The American public’s attitude toward elected leaders and the policies they pursue has turned sharply negative, according to a new George Washington University Battleground Poll. More than 70 percent of likely voters say the country is on the wrong track, with a full 61 percent strongly holding that view.
The George Washington University Battleground Poll is conducted by Ed Goeas of the Tarrance Group, a Republican strategic research and polling firm, and Celinda Lake of Lake Research Partners, a national public opinion and strategy research firm. The George Washington University Global Media Institute, affiliated with the Graduate School of Political Management (GSPM) and the School of Media and Public Affairs (SMPA), serves as the university’s home for the partnership.
"American voters are extraordinarily dispirited,” said Christopher Arterton, professor of political management. “The fights in Washington over the federal budget and the debt ceiling, coming on top of an aggravatingly slow economic recovery, have produced a cauldron of discontent. If these sentiments last for the next 12 months, a large number of incumbents are going to be in trouble on Election Day.”
Only 13 percent of voters rate the economy as excellent or good, while 42 percent describe the economy as poor. Americans say that among issues like the economy, jobs and health care, Washington’s biggest obstacle is its inability to solve problems.
President Barack Obama’s approval ratings have taken a hit since his reelection. His job approval now stands at 44 percent, with 52 percent of voters expressing disapproval. His personal ratings have also fallen, with 47 percent of Americans polled viewing him favorably and 50 percent seeing him unfavorably.
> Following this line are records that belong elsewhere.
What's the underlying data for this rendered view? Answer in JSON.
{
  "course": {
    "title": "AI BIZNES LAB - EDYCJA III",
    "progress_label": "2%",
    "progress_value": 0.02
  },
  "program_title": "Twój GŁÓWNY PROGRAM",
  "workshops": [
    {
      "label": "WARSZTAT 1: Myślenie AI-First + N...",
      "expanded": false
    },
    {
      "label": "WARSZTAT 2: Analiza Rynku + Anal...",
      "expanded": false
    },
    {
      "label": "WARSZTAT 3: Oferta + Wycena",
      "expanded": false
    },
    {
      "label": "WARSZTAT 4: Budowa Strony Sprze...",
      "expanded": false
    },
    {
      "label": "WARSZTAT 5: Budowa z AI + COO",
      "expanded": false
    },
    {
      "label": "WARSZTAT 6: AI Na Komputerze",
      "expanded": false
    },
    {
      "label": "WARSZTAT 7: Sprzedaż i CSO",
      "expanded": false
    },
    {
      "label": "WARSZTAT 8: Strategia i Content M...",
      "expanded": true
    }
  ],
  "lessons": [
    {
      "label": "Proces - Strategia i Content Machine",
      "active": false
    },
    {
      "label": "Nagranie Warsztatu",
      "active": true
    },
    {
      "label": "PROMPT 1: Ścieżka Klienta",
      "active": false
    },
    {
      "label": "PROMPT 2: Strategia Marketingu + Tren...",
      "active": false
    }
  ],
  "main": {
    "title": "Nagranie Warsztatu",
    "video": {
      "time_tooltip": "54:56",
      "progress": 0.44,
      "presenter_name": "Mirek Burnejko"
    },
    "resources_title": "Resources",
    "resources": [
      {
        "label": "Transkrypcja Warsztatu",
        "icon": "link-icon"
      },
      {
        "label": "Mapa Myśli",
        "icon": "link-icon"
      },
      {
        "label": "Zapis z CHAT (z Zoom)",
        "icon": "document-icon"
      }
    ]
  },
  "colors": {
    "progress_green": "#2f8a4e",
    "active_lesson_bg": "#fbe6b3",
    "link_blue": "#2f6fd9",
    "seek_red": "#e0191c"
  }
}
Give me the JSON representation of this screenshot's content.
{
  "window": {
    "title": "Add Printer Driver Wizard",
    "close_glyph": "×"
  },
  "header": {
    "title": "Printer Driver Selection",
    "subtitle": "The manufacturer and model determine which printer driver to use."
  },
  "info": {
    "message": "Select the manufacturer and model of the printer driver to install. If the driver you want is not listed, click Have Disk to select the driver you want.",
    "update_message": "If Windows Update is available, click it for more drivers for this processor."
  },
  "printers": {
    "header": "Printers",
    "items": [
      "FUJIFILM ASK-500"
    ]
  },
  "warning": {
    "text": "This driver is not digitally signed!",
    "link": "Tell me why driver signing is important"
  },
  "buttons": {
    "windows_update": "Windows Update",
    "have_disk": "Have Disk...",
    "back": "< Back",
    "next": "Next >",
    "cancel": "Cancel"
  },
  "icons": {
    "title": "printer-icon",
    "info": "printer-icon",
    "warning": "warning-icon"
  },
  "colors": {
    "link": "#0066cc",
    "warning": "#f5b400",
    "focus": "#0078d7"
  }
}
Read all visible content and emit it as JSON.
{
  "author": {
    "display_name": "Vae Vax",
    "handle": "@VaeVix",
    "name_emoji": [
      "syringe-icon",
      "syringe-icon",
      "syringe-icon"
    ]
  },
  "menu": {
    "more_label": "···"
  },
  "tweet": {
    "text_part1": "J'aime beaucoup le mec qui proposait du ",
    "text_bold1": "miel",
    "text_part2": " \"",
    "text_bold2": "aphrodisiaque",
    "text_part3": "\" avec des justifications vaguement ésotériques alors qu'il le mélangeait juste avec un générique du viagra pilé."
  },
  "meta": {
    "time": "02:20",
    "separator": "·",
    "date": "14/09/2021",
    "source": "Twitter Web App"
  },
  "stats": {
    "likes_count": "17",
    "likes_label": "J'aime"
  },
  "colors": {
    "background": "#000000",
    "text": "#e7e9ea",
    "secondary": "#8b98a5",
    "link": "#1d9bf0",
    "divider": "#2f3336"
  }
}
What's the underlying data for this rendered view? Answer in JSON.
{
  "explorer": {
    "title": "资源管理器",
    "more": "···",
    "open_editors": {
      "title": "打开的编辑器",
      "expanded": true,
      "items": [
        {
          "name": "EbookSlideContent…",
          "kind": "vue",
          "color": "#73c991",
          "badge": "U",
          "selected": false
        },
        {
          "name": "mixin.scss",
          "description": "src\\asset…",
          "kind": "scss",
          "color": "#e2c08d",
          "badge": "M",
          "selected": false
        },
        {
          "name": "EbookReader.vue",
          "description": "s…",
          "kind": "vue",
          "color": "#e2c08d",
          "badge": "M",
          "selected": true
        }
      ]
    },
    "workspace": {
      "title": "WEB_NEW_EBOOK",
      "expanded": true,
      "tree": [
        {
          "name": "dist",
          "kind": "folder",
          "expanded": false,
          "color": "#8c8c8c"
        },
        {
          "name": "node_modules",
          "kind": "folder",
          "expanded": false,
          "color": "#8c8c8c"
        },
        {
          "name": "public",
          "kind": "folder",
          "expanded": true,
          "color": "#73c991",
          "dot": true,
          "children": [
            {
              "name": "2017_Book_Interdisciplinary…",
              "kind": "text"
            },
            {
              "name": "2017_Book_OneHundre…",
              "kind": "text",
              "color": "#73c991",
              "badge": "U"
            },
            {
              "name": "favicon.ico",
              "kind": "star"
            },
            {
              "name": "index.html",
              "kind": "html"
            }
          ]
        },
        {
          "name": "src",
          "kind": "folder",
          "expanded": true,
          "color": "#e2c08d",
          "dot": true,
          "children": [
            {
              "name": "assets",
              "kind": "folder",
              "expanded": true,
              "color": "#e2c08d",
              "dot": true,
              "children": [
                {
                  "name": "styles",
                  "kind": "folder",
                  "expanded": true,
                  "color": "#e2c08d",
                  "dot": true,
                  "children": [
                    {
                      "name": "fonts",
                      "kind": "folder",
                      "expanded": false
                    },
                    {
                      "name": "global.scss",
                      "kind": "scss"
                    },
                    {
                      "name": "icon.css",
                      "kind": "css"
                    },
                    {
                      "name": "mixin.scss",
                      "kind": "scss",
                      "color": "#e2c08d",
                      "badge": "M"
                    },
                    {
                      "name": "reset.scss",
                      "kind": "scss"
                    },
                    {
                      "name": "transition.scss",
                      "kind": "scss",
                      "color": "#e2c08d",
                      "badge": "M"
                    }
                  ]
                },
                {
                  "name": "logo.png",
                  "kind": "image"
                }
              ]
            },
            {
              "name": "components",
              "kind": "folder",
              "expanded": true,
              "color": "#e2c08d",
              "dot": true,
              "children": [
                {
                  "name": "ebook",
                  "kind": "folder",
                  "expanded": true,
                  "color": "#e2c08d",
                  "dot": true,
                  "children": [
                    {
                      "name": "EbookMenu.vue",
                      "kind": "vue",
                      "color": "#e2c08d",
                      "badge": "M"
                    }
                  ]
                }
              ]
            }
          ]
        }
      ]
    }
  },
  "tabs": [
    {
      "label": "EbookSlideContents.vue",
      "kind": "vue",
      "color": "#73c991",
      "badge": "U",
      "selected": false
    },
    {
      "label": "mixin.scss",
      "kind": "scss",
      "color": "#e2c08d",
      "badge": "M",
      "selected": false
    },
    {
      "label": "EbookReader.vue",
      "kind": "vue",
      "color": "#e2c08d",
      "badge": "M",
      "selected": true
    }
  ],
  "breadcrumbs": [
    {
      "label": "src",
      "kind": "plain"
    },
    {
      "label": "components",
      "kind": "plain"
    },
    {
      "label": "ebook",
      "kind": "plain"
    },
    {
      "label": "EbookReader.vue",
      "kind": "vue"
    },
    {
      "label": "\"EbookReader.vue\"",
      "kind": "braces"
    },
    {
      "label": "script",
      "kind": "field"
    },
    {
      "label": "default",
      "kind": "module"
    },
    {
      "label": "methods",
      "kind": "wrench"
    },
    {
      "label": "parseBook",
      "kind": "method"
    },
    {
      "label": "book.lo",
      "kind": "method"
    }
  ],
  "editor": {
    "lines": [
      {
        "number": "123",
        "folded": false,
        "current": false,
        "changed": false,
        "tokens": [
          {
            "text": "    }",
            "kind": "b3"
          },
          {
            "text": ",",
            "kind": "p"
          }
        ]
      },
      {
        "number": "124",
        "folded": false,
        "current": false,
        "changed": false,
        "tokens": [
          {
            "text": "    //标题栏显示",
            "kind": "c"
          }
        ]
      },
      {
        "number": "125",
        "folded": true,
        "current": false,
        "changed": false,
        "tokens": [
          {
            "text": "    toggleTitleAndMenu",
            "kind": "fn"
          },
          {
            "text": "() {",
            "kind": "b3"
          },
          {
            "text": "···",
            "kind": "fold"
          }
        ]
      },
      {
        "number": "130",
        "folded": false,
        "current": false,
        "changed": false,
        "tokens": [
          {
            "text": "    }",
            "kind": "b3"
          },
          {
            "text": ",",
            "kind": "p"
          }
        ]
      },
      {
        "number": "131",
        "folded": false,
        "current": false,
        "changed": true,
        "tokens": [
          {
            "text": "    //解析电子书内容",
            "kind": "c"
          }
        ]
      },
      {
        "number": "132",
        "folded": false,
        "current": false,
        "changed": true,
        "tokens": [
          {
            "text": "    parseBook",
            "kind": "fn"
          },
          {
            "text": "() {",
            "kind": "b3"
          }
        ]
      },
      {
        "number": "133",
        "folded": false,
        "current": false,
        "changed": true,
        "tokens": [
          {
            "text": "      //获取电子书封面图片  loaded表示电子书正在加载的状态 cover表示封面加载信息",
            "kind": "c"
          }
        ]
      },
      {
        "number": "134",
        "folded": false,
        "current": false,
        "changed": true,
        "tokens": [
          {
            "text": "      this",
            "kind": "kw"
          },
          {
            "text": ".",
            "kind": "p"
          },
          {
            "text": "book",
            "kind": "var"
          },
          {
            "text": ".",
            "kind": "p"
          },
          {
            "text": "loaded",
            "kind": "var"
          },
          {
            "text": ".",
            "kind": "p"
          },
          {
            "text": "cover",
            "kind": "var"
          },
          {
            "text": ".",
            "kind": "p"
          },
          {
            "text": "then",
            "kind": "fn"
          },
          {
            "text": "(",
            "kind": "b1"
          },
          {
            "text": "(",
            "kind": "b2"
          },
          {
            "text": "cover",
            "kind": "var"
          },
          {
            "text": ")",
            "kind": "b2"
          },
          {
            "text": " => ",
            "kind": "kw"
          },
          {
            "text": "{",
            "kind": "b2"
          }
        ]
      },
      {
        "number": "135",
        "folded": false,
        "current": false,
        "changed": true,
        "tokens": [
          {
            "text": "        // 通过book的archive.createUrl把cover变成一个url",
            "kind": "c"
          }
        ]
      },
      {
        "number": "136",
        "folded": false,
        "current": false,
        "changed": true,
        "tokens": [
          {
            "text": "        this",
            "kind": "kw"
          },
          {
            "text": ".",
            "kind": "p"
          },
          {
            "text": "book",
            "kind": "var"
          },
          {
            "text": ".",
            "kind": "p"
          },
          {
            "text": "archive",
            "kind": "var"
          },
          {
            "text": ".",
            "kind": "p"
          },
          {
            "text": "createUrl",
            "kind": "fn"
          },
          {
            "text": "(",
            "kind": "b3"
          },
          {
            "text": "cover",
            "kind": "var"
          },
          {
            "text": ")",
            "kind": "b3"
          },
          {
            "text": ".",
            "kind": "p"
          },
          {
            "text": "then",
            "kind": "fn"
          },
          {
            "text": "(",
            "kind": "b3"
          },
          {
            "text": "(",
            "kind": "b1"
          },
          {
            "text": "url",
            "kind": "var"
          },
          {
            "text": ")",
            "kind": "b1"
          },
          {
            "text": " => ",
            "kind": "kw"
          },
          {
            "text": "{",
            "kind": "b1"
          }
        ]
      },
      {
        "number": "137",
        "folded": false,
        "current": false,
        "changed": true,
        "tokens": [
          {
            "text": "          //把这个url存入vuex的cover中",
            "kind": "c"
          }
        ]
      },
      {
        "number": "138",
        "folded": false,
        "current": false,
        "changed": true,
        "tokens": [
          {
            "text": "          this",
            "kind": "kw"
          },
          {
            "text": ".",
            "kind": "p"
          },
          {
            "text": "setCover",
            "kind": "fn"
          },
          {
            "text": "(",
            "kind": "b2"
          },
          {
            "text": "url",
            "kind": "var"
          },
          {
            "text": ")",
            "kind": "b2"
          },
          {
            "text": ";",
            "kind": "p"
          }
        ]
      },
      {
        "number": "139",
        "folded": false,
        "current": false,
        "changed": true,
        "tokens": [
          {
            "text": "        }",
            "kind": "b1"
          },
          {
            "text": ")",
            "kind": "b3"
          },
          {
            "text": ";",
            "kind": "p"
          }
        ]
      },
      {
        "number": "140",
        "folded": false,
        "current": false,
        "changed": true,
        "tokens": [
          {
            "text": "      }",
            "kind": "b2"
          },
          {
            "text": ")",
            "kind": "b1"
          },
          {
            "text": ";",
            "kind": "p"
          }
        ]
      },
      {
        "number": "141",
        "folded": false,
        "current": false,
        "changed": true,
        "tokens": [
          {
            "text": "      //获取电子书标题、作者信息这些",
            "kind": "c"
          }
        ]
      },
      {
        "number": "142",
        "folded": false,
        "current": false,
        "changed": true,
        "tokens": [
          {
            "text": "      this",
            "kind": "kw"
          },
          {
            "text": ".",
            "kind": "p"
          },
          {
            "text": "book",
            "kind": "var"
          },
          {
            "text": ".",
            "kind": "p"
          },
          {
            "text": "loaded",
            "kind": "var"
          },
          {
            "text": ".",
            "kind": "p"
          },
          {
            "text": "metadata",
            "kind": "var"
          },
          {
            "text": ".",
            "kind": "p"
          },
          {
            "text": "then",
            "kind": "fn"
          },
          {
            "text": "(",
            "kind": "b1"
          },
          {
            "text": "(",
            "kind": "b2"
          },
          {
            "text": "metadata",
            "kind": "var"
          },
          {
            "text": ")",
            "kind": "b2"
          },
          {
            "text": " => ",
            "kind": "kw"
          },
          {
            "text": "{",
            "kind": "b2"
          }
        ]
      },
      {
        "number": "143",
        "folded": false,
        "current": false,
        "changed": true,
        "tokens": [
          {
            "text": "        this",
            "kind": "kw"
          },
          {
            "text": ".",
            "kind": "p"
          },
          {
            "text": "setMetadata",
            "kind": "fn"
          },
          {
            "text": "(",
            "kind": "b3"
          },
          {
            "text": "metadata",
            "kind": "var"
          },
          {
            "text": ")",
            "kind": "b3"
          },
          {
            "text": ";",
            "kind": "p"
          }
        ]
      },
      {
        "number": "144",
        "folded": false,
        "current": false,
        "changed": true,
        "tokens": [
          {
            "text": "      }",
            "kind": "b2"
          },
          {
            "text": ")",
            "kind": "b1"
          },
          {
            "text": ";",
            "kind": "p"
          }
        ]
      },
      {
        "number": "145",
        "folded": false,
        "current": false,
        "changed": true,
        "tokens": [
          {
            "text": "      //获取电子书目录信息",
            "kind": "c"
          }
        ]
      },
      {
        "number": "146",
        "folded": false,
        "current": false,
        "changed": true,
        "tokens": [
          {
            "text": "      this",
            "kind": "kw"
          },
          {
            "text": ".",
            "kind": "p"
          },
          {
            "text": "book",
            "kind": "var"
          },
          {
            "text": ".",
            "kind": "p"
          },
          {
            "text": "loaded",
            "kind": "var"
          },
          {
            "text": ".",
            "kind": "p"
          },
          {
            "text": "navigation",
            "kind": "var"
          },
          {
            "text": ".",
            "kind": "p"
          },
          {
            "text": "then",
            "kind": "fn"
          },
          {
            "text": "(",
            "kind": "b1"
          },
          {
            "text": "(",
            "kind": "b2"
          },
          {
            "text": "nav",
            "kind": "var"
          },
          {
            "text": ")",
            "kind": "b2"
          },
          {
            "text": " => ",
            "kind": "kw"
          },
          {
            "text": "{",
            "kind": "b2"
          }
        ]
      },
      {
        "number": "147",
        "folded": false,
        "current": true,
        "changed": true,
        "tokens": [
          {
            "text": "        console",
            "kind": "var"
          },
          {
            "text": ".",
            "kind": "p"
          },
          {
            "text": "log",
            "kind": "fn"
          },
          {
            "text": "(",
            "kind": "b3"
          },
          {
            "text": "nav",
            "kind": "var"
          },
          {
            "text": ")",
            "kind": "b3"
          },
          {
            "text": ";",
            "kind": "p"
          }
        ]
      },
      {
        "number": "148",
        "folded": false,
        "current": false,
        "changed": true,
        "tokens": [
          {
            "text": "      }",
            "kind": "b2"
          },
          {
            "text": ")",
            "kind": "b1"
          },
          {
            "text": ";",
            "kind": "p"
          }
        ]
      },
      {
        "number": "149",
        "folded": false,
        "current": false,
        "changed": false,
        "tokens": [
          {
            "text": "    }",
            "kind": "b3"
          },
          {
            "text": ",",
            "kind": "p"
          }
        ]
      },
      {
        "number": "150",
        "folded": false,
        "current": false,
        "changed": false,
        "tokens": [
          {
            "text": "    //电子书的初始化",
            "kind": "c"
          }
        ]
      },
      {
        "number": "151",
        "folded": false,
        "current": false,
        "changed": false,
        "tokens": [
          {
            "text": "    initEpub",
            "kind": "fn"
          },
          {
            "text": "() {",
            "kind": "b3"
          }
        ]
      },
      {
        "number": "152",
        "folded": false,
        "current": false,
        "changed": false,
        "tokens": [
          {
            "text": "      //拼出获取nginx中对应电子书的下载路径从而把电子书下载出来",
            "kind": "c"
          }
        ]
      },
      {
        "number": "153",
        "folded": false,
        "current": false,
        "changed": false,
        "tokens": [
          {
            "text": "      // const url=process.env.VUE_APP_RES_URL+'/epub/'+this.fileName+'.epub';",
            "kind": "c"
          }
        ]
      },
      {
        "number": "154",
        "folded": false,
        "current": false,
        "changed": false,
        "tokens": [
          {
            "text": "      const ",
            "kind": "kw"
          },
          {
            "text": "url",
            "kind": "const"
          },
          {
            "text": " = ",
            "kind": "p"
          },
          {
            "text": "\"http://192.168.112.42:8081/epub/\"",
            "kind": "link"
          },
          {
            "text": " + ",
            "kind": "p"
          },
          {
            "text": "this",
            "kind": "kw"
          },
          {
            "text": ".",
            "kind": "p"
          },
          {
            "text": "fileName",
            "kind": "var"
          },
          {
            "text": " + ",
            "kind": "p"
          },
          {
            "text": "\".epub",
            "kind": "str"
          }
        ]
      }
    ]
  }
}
“For the first time in our polling, the president has both majority unfavorable image and majority disapproval on his job rating,” said Mr. Goeas. “As has all too often happened to presidents in their second term, there is a lot throughout this data that raises the very real prospect that Barrack Obama has lost the ability to lead this country.”
Lawmakers in Congress fared worse. Only 9 percent of voters polled approve of Congress’s work, and 89 percent expressed their disapproval. The public has also turned sour on their representatives—just 25 percent say the person representing them today should be in office next term. A 58 percent majority say that it’s time to give a new person a chance.
The survey also asked voters about their feelings toward the Affordable Care Act, commonly called Obamacare. Fifty-three percent oppose the law, while 43 percent favor it and 4 percent say they are unsure. When asked if they thought the legislation went too far or not far enough, 49 percent said it went too far, and 21 percent said that the law was about right. Twenty-three percent of voters polled said the law did not go far enough.
In terms of political parties, 53 percent of voters view Democrats unfavorably and 41 percent of voters view the party favorably. Sixty-five percent of voters hold negative views of Republicans in Congress and only 27 percent of voters rate them favorably. Public opinion of the Tea Party is a little better: Thirty-two percent of voters view the party favorably, while 54 percent view them unfavorably.
“Americans are not willing to forgive the growing pattern of reckless brinksmanship from the right,” said Ms. Lake. “There is little question in voters’ minds that congressional Republicans and their Tea Party allies deserve the lion’s share of the blame for the inability to solve problems in Washington, the issue that voters now rank above all others, including jobs and the economy—a first in Battleground history. The 2014 midterms are a long way off, but the political implications of this latest act of reckless gamesmanship can already be seen in this poll, reaching down to imperil individual incumbents."